**WORK TO BE COMPLETED**
Among the entries below, how many lines have the word "canvasCtx"? Answer only with the number.

**RECORD EXCERPTS**
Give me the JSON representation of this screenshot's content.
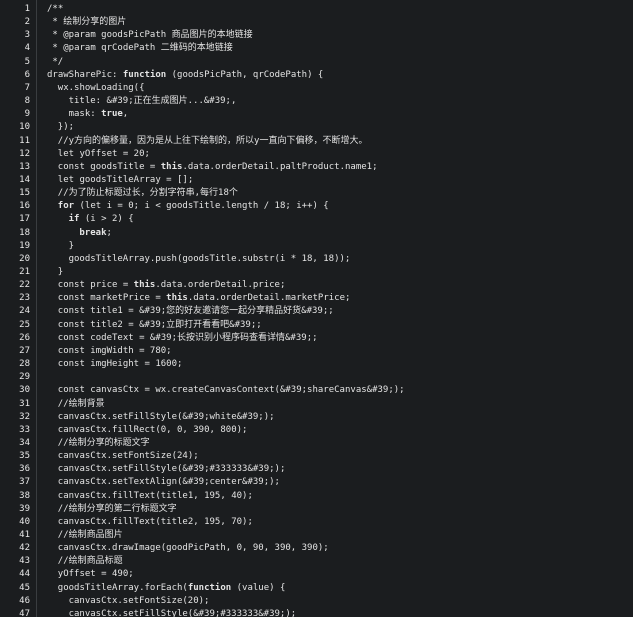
{
  "editor": {
    "lines": [
      {
        "n": "1",
        "indent": 0,
        "tokens": [
          {
            "t": "/**",
            "c": "cm"
          }
        ]
      },
      {
        "n": "2",
        "indent": 1,
        "tokens": [
          {
            "t": "* 绘制分享的图片",
            "c": "cm"
          }
        ]
      },
      {
        "n": "3",
        "indent": 1,
        "tokens": [
          {
            "t": "* @param goodsPicPath 商品图片的本地链接",
            "c": "cm"
          }
        ]
      },
      {
        "n": "4",
        "indent": 1,
        "tokens": [
          {
            "t": "* @param qrCodePath 二维码的本地链接",
            "c": "cm"
          }
        ]
      },
      {
        "n": "5",
        "indent": 1,
        "tokens": [
          {
            "t": "*/",
            "c": "cm"
          }
        ]
      },
      {
        "n": "6",
        "indent": 0,
        "tokens": [
          {
            "t": "drawSharePic: ",
            "c": ""
          },
          {
            "t": "function",
            "c": "kw"
          },
          {
            "t": " (goodsPicPath, qrCodePath) {",
            "c": ""
          }
        ]
      },
      {
        "n": "7",
        "indent": 2,
        "tokens": [
          {
            "t": "wx.showLoading({",
            "c": ""
          }
        ]
      },
      {
        "n": "8",
        "indent": 4,
        "tokens": [
          {
            "t": "title: ",
            "c": ""
          },
          {
            "t": "&#39;正在生成图片...&#39;,",
            "c": "str"
          }
        ]
      },
      {
        "n": "9",
        "indent": 4,
        "tokens": [
          {
            "t": "mask: ",
            "c": ""
          },
          {
            "t": "true",
            "c": "kw"
          },
          {
            "t": ",",
            "c": ""
          }
        ]
      },
      {
        "n": "10",
        "indent": 2,
        "tokens": [
          {
            "t": "});",
            "c": ""
          }
        ]
      },
      {
        "n": "11",
        "indent": 2,
        "tokens": [
          {
            "t": "//y方向的偏移量，因为是从上往下绘制的，所以y一直向下偏移，不断增大。",
            "c": "cm"
          }
        ]
      },
      {
        "n": "12",
        "indent": 2,
        "tokens": [
          {
            "t": "let yOffset = 20;",
            "c": ""
          }
        ]
      },
      {
        "n": "13",
        "indent": 2,
        "tokens": [
          {
            "t": "const goodsTitle = ",
            "c": ""
          },
          {
            "t": "this",
            "c": "kw"
          },
          {
            "t": ".data.orderDetail.paltProduct.name1;",
            "c": ""
          }
        ]
      },
      {
        "n": "14",
        "indent": 2,
        "tokens": [
          {
            "t": "let goodsTitleArray = [];",
            "c": ""
          }
        ]
      },
      {
        "n": "15",
        "indent": 2,
        "tokens": [
          {
            "t": "//为了防止标题过长，分割字符串,每行18个",
            "c": "cm"
          }
        ]
      },
      {
        "n": "16",
        "indent": 2,
        "tokens": [
          {
            "t": "for",
            "c": "kw"
          },
          {
            "t": " (let i = 0; i < goodsTitle.length / 18; i++) {",
            "c": ""
          }
        ]
      },
      {
        "n": "17",
        "indent": 4,
        "tokens": [
          {
            "t": "if",
            "c": "kw"
          },
          {
            "t": " (i > 2) {",
            "c": ""
          }
        ]
      },
      {
        "n": "18",
        "indent": 6,
        "tokens": [
          {
            "t": "break",
            "c": "kw"
          },
          {
            "t": ";",
            "c": ""
          }
        ]
      },
      {
        "n": "19",
        "indent": 4,
        "tokens": [
          {
            "t": "}",
            "c": ""
          }
        ]
      },
      {
        "n": "20",
        "indent": 4,
        "tokens": [
          {
            "t": "goodsTitleArray.push(goodsTitle.substr(i * 18, 18));",
            "c": ""
          }
        ]
      },
      {
        "n": "21",
        "indent": 2,
        "tokens": [
          {
            "t": "}",
            "c": ""
          }
        ]
      },
      {
        "n": "22",
        "indent": 2,
        "tokens": [
          {
            "t": "const price = ",
            "c": ""
          },
          {
            "t": "this",
            "c": "kw"
          },
          {
            "t": ".data.orderDetail.price;",
            "c": ""
          }
        ]
      },
      {
        "n": "23",
        "indent": 2,
        "tokens": [
          {
            "t": "const marketPrice = ",
            "c": ""
          },
          {
            "t": "this",
            "c": "kw"
          },
          {
            "t": ".data.orderDetail.marketPrice;",
            "c": ""
          }
        ]
      },
      {
        "n": "24",
        "indent": 2,
        "tokens": [
          {
            "t": "const title1 = ",
            "c": ""
          },
          {
            "t": "&#39;您的好友邀请您一起分享精品好货&#39;;",
            "c": "str"
          }
        ]
      },
      {
        "n": "25",
        "indent": 2,
        "tokens": [
          {
            "t": "const title2 = ",
            "c": ""
          },
          {
            "t": "&#39;立即打开看看吧&#39;;",
            "c": "str"
          }
        ]
      },
      {
        "n": "26",
        "indent": 2,
        "tokens": [
          {
            "t": "const codeText = ",
            "c": ""
          },
          {
            "t": "&#39;长按识别小程序码查看详情&#39;;",
            "c": "str"
          }
        ]
      },
      {
        "n": "27",
        "indent": 2,
        "tokens": [
          {
            "t": "const imgWidth = 780;",
            "c": ""
          }
        ]
      },
      {
        "n": "28",
        "indent": 2,
        "tokens": [
          {
            "t": "const imgHeight = 1600;",
            "c": ""
          }
        ]
      },
      {
        "n": "29",
        "indent": 0,
        "tokens": []
      },
      {
        "n": "30",
        "indent": 2,
        "tokens": [
          {
            "t": "const canvasCtx = wx.createCanvasContext(&#39;",
            "c": ""
          },
          {
            "t": "shareCanvas&#39;);",
            "c": "str"
          }
        ]
      },
      {
        "n": "31",
        "indent": 2,
        "tokens": [
          {
            "t": "//绘制背景",
            "c": "cm"
          }
        ]
      },
      {
        "n": "32",
        "indent": 2,
        "tokens": [
          {
            "t": "canvasCtx.setFillStyle(&#39;",
            "c": ""
          },
          {
            "t": "white&#39;);",
            "c": "str"
          }
        ]
      },
      {
        "n": "33",
        "indent": 2,
        "tokens": [
          {
            "t": "canvasCtx.fillRect(0, 0, 390, 800);",
            "c": ""
          }
        ]
      },
      {
        "n": "34",
        "indent": 2,
        "tokens": [
          {
            "t": "//绘制分享的标题文字",
            "c": "cm"
          }
        ]
      },
      {
        "n": "35",
        "indent": 2,
        "tokens": [
          {
            "t": "canvasCtx.setFontSize(24);",
            "c": ""
          }
        ]
      },
      {
        "n": "36",
        "indent": 2,
        "tokens": [
          {
            "t": "canvasCtx.setFillStyle(&#39;",
            "c": ""
          },
          {
            "t": "#333333&#39;);",
            "c": "str"
          }
        ]
      },
      {
        "n": "37",
        "indent": 2,
        "tokens": [
          {
            "t": "canvasCtx.setTextAlign(&#39;",
            "c": ""
          },
          {
            "t": "center&#39;);",
            "c": "str"
          }
        ]
      },
      {
        "n": "38",
        "indent": 2,
        "tokens": [
          {
            "t": "canvasCtx.fillText(title1, 195, 40);",
            "c": ""
          }
        ]
      },
      {
        "n": "39",
        "indent": 2,
        "tokens": [
          {
            "t": "//绘制分享的第二行标题文字",
            "c": "cm"
          }
        ]
      },
      {
        "n": "40",
        "indent": 2,
        "tokens": [
          {
            "t": "canvasCtx.fillText(title2, 195, 70);",
            "c": ""
          }
        ]
      },
      {
        "n": "41",
        "indent": 2,
        "tokens": [
          {
            "t": "//绘制商品图片",
            "c": "cm"
          }
        ]
      },
      {
        "n": "42",
        "indent": 2,
        "tokens": [
          {
            "t": "canvasCtx.drawImage(goodPicPath, 0, 90, 390, 390);",
            "c": ""
          }
        ]
      },
      {
        "n": "43",
        "indent": 2,
        "tokens": [
          {
            "t": "//绘制商品标题",
            "c": "cm"
          }
        ]
      },
      {
        "n": "44",
        "indent": 2,
        "tokens": [
          {
            "t": "yOffset = 490;",
            "c": ""
          }
        ]
      },
      {
        "n": "45",
        "indent": 2,
        "tokens": [
          {
            "t": "goodsTitleArray.forEach(",
            "c": ""
          },
          {
            "t": "function",
            "c": "kw"
          },
          {
            "t": " (value) {",
            "c": ""
          }
        ]
      },
      {
        "n": "46",
        "indent": 4,
        "tokens": [
          {
            "t": "canvasCtx.setFontSize(20);",
            "c": ""
          }
        ]
      },
      {
        "n": "47",
        "indent": 4,
        "tokens": [
          {
            "t": "canvasCtx.setFillStyle(&#39;",
            "c": ""
          },
          {
            "t": "#333333&#39;);",
            "c": "str"
          }
        ]
      }
    ]
  },
  "colors": {
    "background": "#1b1d1f",
    "keyword": "#4aa3ff",
    "comment": "#7cf000",
    "string": "#f3f400",
    "text": "#e4e4e4",
    "line_number": "#e8e8e8"
  }
}
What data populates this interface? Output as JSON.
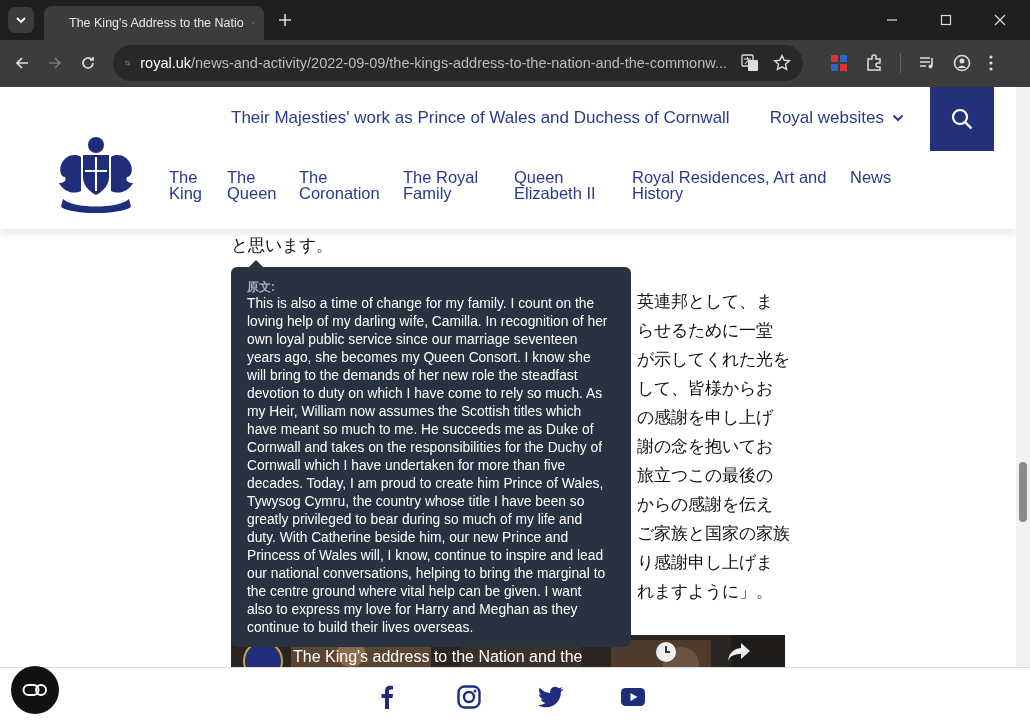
{
  "browser": {
    "tab": {
      "title": "The King's Address to the Natio",
      "selected": true
    },
    "address": {
      "domain": "royal.uk",
      "path": "/news-and-activity/2022-09-09/the-kings-address-to-the-nation-and-the-commonw..."
    }
  },
  "header": {
    "utility_link": "Their Majesties' work as Prince of Wales and Duchess of Cornwall",
    "royal_websites": "Royal websites",
    "nav": [
      {
        "label": "The King"
      },
      {
        "label": "The Queen"
      },
      {
        "label": "The Coronation"
      },
      {
        "label": "The Royal Family"
      },
      {
        "label": "Queen Elizabeth II"
      },
      {
        "label": "Royal Residences, Art and History"
      },
      {
        "label": "News"
      }
    ]
  },
  "article": {
    "paragraph_lines": [
      "と思います。"
    ],
    "partial_lines": [
      "英連邦として、ま",
      "らせるために一堂",
      "が示してくれた光を",
      "して、皆様からお",
      "の感謝を申し上げ",
      "謝の念を抱いてお",
      "旅立つこの最後の",
      "からの感謝を伝え",
      "ご家族と国家の家族",
      "り感謝申し上げま",
      "れますように」。"
    ],
    "video": {
      "title": "The King's address to the Nation and the"
    }
  },
  "tooltip": {
    "label": "原文:",
    "text": "This is also a time of change for my family. I count on the loving help of my darling wife, Camilla. In recognition of her own loyal public service since our marriage seventeen years ago, she becomes my Queen Consort. I know she will bring to the demands of her new role the steadfast devotion to duty on which I have come to rely so much. As my Heir, William now assumes the Scottish titles which have meant so much to me. He succeeds me as Duke of Cornwall and takes on the responsibilities for the Duchy of Cornwall which I have undertaken for more than five decades. Today, I am proud to create him Prince of Wales, Tywysog Cymru, the country whose title I have been so greatly privileged to bear during so much of my life and duty. With Catherine beside him, our new Prince and Princess of Wales will, I know, continue to inspire and lead our national conversations, helping to bring the marginal to the centre ground where vital help can be given. I want also to express my love for Harry and Meghan as they continue to build their lives overseas."
  },
  "footer": {
    "social": [
      {
        "kind": "facebook"
      },
      {
        "kind": "instagram"
      },
      {
        "kind": "twitter"
      },
      {
        "kind": "youtube"
      }
    ]
  }
}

**SOLUTION FOR THIS EXERCISE**
11